POST TIME: 21 December, 2017 00:00 00 AM
Nalia Temple Complex
M Mahmud Ali

Nalia Temple Complex

Bhushna was an important pargana (administrative unit) during in medieval Bengal. It is now a lost place in Bangladesh, but once it was a part of Faridpur district.

Raja Sitaram Roy became an autonomous king of Bhushna kingdom during the medieval period. According to historical records, Mughal subedar (governor) Shaista Khan gave Sitaram Roy a jaigir (fief) in Bhushna pargana. Later, the Mughal subedar conferred the title of ‘Raja’ (king) on Roy in recognition of his dedication and heroism in defeating Magh (Mogh) pirates and Pathan rebels in Bhushna.

However, after the death of Emperor Aurangzeb, Raja Sitaram Roy refused to pay taxes to the new emperor. Subsequently, he declared himself a sovereign king and revolted against the Mughal Empire. Later, he established a short-lived sovereign kingdom at Bhushna pargana in the later part of the 17th Century. His contribution to the construction of various temples, palaces and water reservoirs is well-known. Among those, the Nalia Temple complex is notable.
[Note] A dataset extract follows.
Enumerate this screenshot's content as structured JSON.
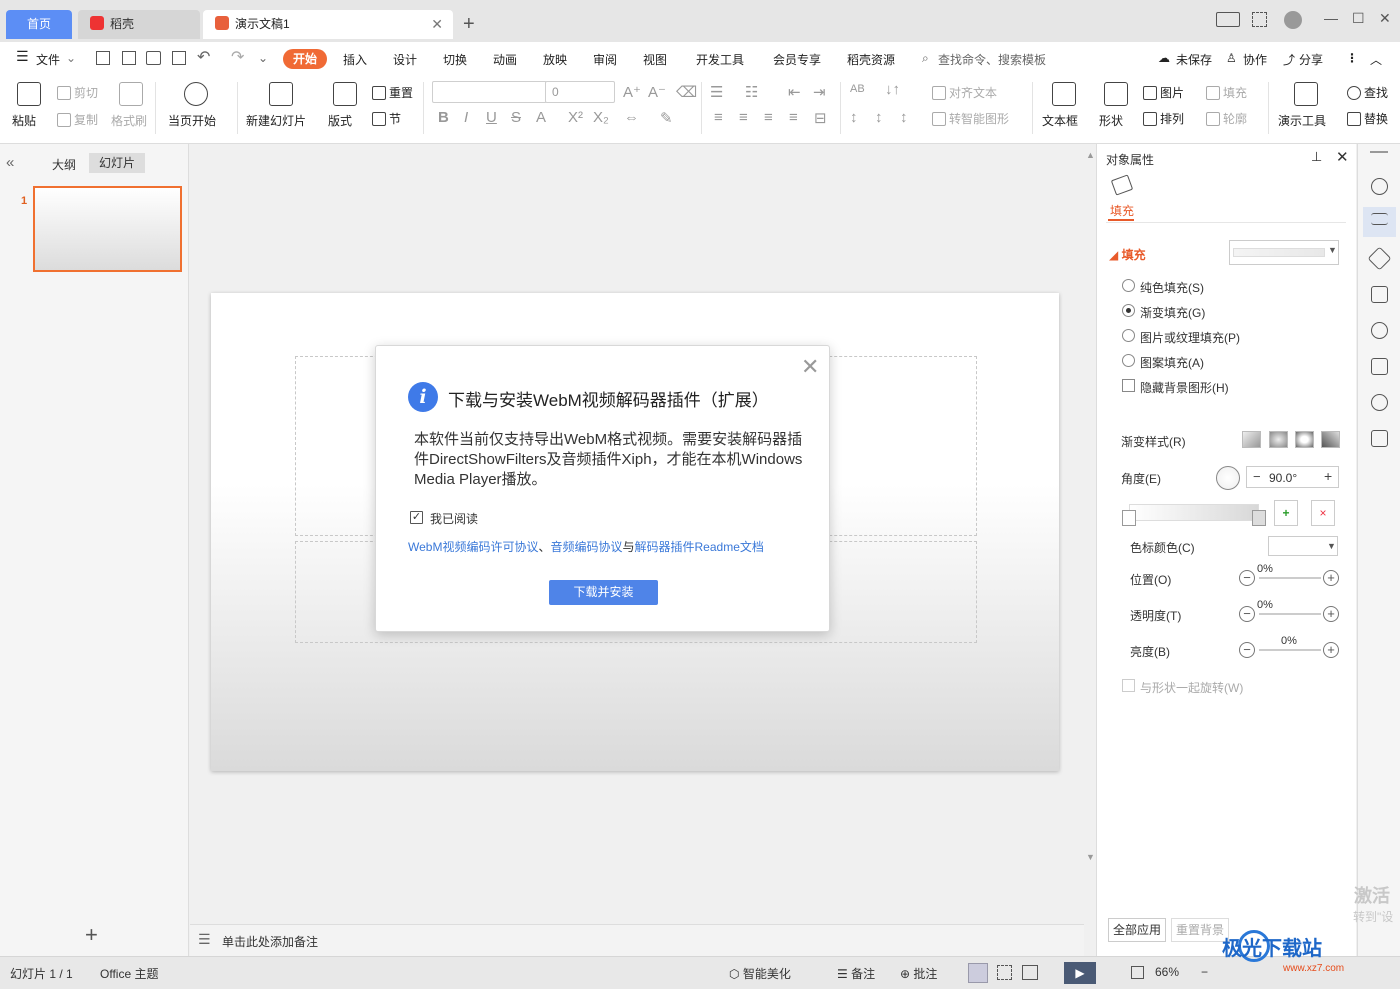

The temple complex is located at Nalia village under Baliakandi upazila in Rajbari district. Nalia is a land of serene natural beauty and outstanding heritage edifices. For those who are enchanted by both nature and heritage, this rural border area is undoubtedly a place they must visit. A huge number of heritage monuments from medieval and British colonial period are scattered throughout the land of Nalia.

Once, there were different temple designs, including chala, Bangla, ratna, shikhara, math, composite, dol-macha and non-traditional types. Raja Sitaram Roy built the temples in 1655-56 AD. Among the temples, only four _ one jor-Bangla and three chau-chala types _ survive today. But the present condition of the more than 360 year-old temples is not satisfactory at all. The roofs and floors of the four temples are dilapidated and there are cracks in the wall.

The Nalia temple complex is an important site of historical interest. But unfortunately, there is no one to look after or maintain the old temple complex at present. If the four temples are not restored immediately, then the structures will collapse soon. Moreover, if local people are made aware of the heritage value of the temples and the authorities take urgent steps to conserve them, then the abandoned Nalia Temple complex has great potential to attract tourists from Bangladesh and neighbouring countries.


References: Late Mediaeval Temples of Bengal: Origins and Classification, David J Mccutchion, Asiatic Society, 1972;  Bangladesher Mandir, Ratan Lal Chakrabarti, Bangla Academy, 1985; Archaeological Survey Report of Greater Faridpur District, M Abul Hashem Miah, DOA, 2000; History of Greater Faridpur, Anwar Karim, Fraidpur, 2011; History of Faridpur, Anandonath Roy, 1908.

Photos: Writer.